Georgetown Law
Georgetown Law Library

A Brief History of Civil Rights in the United States

This guide offers a history of various movements by citizens in the United States to gain political and social freedom and equality. It highlights resources available through the library and also offers a list of current civil rights organizations.

The Stonewall Riots (June 28, 1969)

In 1969, a riot at the Stonewall Inn (later known as the Stonewall Riots) became a turning point.  Though few records of the actual raid and riots that followed exist, the oral history of that time has been captured by the participants -- both those who rioted and the police.  The Stonewall Riots ignited after a police raid took place at the Stonewall Inn.  The tension from ongoing harassment galvanized the LGBTQ community to riot for six days.  The protest through the streets of New York City is memorialized as the annual Gay Pride parades that are now celebrated around the world.     

As one participant remarked: "It's very American to say, 'This is not right.'  It's very American to say, 'You promised equality.  You promised freedom.' And, in a sense the Stonewall Riots said, 'Get off our backs.  Deliver on the promise.'  So in every gay pride parade every year, Stonewall lives." -- Virginia Apuzzo in American Experience: Stonewall Uprising (complete transcript available here).  

Library Resources:

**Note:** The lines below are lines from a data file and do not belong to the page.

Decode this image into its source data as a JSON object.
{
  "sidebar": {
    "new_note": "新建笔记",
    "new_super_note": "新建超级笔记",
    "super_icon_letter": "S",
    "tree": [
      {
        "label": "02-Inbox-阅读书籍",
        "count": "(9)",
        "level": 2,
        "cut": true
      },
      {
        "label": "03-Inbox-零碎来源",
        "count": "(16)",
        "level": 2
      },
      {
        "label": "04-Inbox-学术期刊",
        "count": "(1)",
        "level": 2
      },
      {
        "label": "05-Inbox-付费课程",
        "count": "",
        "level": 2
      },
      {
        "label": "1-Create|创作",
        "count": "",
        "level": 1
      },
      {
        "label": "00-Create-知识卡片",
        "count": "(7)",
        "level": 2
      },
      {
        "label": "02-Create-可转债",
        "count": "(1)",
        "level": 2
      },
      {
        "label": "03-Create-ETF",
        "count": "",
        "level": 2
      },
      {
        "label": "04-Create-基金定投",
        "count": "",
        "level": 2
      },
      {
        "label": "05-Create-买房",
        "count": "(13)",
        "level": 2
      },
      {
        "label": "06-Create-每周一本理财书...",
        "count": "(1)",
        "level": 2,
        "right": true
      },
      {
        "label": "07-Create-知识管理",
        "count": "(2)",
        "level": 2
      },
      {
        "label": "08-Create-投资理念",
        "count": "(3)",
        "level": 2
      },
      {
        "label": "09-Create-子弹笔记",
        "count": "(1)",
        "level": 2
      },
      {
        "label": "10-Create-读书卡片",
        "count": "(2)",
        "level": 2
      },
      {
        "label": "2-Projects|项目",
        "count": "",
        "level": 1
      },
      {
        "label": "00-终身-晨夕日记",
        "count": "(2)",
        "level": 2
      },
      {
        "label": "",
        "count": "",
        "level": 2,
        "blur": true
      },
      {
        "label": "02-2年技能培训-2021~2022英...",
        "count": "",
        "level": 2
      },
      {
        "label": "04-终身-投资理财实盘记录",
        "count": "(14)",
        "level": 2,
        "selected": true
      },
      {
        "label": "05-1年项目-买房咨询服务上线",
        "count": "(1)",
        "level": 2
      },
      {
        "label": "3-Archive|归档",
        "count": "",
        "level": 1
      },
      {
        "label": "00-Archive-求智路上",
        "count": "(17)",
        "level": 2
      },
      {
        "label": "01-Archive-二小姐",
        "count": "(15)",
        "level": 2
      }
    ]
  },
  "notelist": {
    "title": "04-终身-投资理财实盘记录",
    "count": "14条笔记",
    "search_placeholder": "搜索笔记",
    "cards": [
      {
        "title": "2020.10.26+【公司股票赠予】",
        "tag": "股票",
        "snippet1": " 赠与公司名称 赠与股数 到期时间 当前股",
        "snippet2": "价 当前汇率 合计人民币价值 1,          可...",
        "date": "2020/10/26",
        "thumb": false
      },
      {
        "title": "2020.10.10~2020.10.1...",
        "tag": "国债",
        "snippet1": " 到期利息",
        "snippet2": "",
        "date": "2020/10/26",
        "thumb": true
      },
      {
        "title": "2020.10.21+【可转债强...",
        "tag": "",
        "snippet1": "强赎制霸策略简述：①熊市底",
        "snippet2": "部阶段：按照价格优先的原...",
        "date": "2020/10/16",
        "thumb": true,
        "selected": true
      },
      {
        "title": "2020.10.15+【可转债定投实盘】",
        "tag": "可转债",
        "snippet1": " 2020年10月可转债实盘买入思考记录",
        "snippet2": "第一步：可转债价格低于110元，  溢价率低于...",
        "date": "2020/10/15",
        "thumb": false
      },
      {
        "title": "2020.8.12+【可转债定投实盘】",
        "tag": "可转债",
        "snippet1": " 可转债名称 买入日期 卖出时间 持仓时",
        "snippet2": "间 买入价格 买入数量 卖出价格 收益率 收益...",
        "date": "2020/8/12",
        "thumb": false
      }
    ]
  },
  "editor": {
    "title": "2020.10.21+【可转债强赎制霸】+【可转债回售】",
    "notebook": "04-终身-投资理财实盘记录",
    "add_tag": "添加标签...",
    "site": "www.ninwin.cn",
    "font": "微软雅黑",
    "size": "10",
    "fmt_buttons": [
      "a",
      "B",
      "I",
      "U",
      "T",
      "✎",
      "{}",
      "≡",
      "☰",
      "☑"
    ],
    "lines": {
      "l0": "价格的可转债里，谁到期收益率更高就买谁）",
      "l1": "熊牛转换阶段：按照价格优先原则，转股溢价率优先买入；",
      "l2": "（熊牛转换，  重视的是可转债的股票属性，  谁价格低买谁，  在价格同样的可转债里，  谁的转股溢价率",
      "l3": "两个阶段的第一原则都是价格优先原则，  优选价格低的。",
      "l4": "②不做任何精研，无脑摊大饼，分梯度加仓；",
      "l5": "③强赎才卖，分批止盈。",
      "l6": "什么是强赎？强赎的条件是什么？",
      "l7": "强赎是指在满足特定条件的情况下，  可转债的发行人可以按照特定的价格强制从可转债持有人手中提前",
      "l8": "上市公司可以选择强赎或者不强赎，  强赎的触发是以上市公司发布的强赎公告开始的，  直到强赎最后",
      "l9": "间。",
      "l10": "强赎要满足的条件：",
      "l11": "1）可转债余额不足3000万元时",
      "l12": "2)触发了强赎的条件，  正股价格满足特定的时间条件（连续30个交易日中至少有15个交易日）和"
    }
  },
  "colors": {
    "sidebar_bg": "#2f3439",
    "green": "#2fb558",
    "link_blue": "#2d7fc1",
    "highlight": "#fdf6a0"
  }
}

  • Protection of sexual minorities since Stonewall: progress and stalemate in developed and developing countries, K3242.3 .P76 2010
  • Long before Stonewall: histories of same-sex sexuality in early America, HQ76.3.U5 H57 2007
  • Toward Stonewall: Homosexuality and Society in the Modern Western World, eBook 2006
  • Before Stonewall: the making of a gay and lesbian community, HQ76.8.U5 W43 1988

Relevant subject headings:

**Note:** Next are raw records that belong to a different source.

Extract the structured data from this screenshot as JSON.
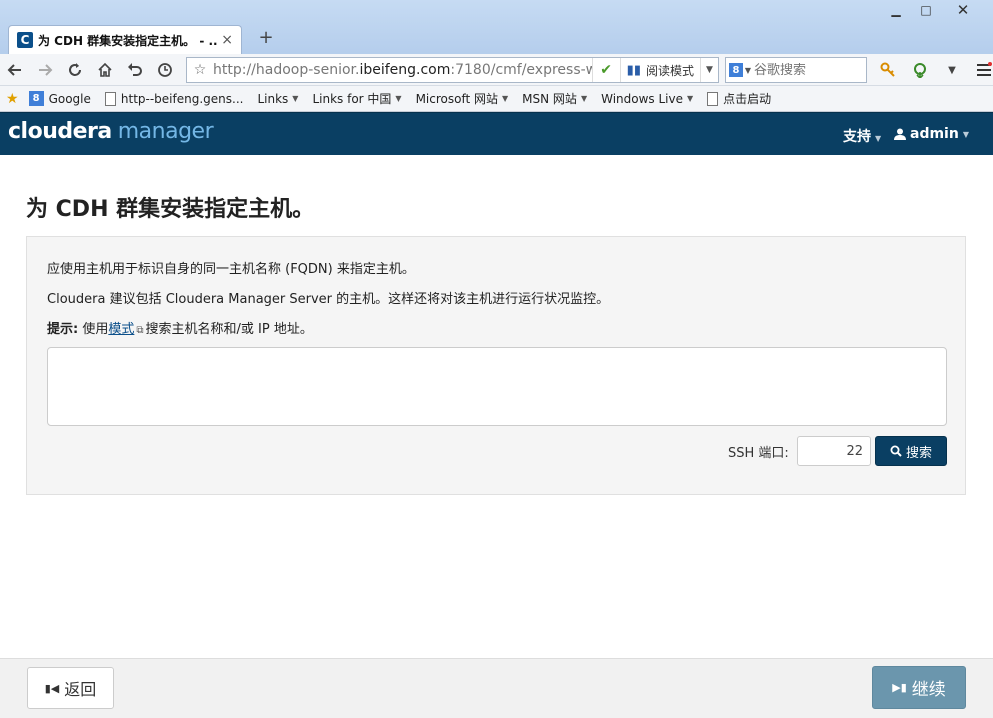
{
  "browser": {
    "tab_title": "为 CDH 群集安装指定主机。 - ...",
    "tab_favicon": "C",
    "tab_close": "×",
    "new_tab": "+",
    "window_controls": {
      "minimize": "▁",
      "maximize": "□",
      "close": "✕"
    },
    "url_prefix": "http://hadoop-senior.",
    "url_host": "ibeifeng.com",
    "url_suffix": ":7180/cmf/express-wi",
    "reader_mode_label": "阅读模式",
    "search_placeholder": "谷歌搜索",
    "search_engine_glyph": "8",
    "icons": {
      "back": "arrow-left-icon",
      "forward": "arrow-right-icon",
      "reload": "reload-icon",
      "home": "home-icon",
      "undo": "undo-icon",
      "history": "clock-icon",
      "bookmark_star": "star-icon",
      "key": "key-icon",
      "download": "download-icon",
      "menu": "menu-icon"
    }
  },
  "bookmarks": [
    {
      "label": "Google",
      "icon": "google",
      "dropdown": false
    },
    {
      "label": "http--beifeng.gens...",
      "icon": "page",
      "dropdown": false
    },
    {
      "label": "Links",
      "icon": "none",
      "dropdown": true
    },
    {
      "label": "Links for 中国",
      "icon": "none",
      "dropdown": true
    },
    {
      "label": "Microsoft 网站",
      "icon": "none",
      "dropdown": true
    },
    {
      "label": "MSN 网站",
      "icon": "none",
      "dropdown": true
    },
    {
      "label": "Windows Live",
      "icon": "none",
      "dropdown": true
    },
    {
      "label": "点击启动",
      "icon": "page",
      "dropdown": false
    }
  ],
  "header": {
    "logo_main": "cloudera",
    "logo_sub": "manager",
    "support_label": "支持",
    "user_label": "admin"
  },
  "main": {
    "title": "为 CDH 群集安装指定主机。",
    "line1": "应使用主机用于标识自身的同一主机名称 (FQDN) 来指定主机。",
    "line2": "Cloudera 建议包括 Cloudera Manager Server 的主机。这样还将对该主机进行运行状况监控。",
    "tip_label": "提示:",
    "tip_pre": " 使用",
    "tip_link": "模式",
    "tip_post": "搜索主机名称和/或 IP 地址。",
    "hosts_value": "",
    "ssh_label": "SSH 端口:",
    "ssh_port": "22",
    "search_button": "搜索"
  },
  "footer": {
    "back_button": "返回",
    "continue_button": "继续"
  },
  "colors": {
    "header_bg": "#0a3f63",
    "logo_accent": "#74b7e6",
    "continue_bg": "#6b96ad",
    "link": "#0b4f8a"
  }
}
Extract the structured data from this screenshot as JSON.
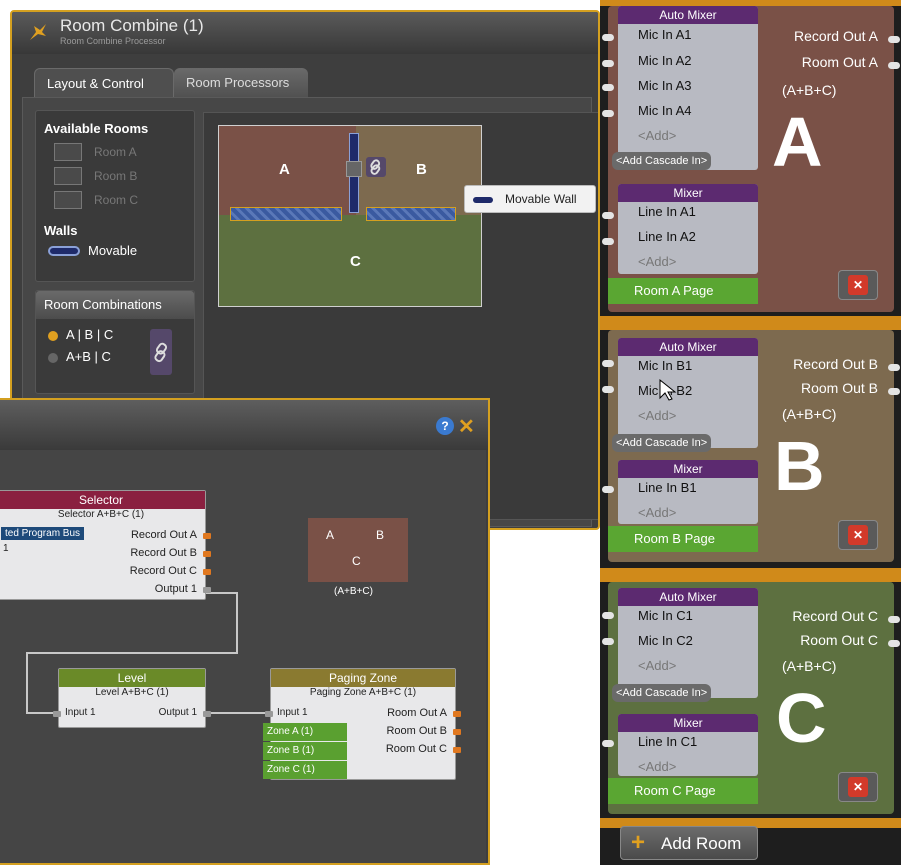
{
  "win1": {
    "title": "Room Combine (1)",
    "subtitle": "Room Combine Processor",
    "tabs": [
      "Layout & Control",
      "Room Processors"
    ],
    "available_rooms": {
      "header": "Available Rooms",
      "items": [
        "Room A",
        "Room B",
        "Room C"
      ]
    },
    "walls": {
      "header": "Walls",
      "movable": "Movable"
    },
    "combinations": {
      "header": "Room Combinations",
      "options": [
        "A | B | C",
        "A+B | C"
      ],
      "selected_index": 0
    },
    "canvas": {
      "label_a": "A",
      "label_b": "B",
      "label_c": "C",
      "tooltip": "Movable Wall"
    }
  },
  "win2": {
    "selector": {
      "title": "Selector",
      "subtitle": "Selector A+B+C (1)",
      "tag": "ted Program Bus",
      "input": "1",
      "outputs": [
        "Record Out A",
        "Record Out B",
        "Record Out C",
        "Output 1"
      ]
    },
    "room_tile": {
      "a": "A",
      "b": "B",
      "c": "C",
      "caption": "(A+B+C)"
    },
    "level": {
      "title": "Level",
      "subtitle": "Level A+B+C (1)",
      "input": "Input 1",
      "output": "Output 1"
    },
    "paging": {
      "title": "Paging Zone",
      "subtitle": "Paging Zone A+B+C (1)",
      "input": "Input 1",
      "zones": [
        "Zone A (1)",
        "Zone B (1)",
        "Zone C (1)"
      ],
      "outputs": [
        "Room Out A",
        "Room Out B",
        "Room Out C"
      ]
    }
  },
  "right": {
    "rooms": [
      {
        "letter": "A",
        "auto_mixer": "Auto Mixer",
        "mics": [
          "Mic In A1",
          "Mic In A2",
          "Mic In A3",
          "Mic In A4"
        ],
        "add": "<Add>",
        "cascade": "<Add Cascade In>",
        "mixer": "Mixer",
        "lines": [
          "Line In A1",
          "Line In A2"
        ],
        "page": "Room A Page",
        "record": "Record Out A",
        "room_out": "Room Out A",
        "combo": "(A+B+C)"
      },
      {
        "letter": "B",
        "auto_mixer": "Auto Mixer",
        "mics": [
          "Mic In B1",
          "Mic In B2"
        ],
        "add": "<Add>",
        "cascade": "<Add Cascade In>",
        "mixer": "Mixer",
        "lines": [
          "Line In B1"
        ],
        "page": "Room B Page",
        "record": "Record Out B",
        "room_out": "Room Out B",
        "combo": "(A+B+C)"
      },
      {
        "letter": "C",
        "auto_mixer": "Auto Mixer",
        "mics": [
          "Mic In C1",
          "Mic In C2"
        ],
        "add": "<Add>",
        "cascade": "<Add Cascade In>",
        "mixer": "Mixer",
        "lines": [
          "Line In C1"
        ],
        "page": "Room C Page",
        "record": "Record Out C",
        "room_out": "Room Out C",
        "combo": "(A+B+C)"
      }
    ],
    "add_room": "Add Room",
    "colors": {
      "room_a": "#7a5147",
      "room_b": "#7d6a4f",
      "room_c": "#5d7040",
      "accent": "#d4a020",
      "page_green": "#5aa632",
      "mixer_purple": "#5c2a70"
    }
  }
}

  • Gay rights -- United States -- History
  • Gay liberation movement -- United States -- History
  • Sexual minorities -- United States -- History

The Stonewall Inn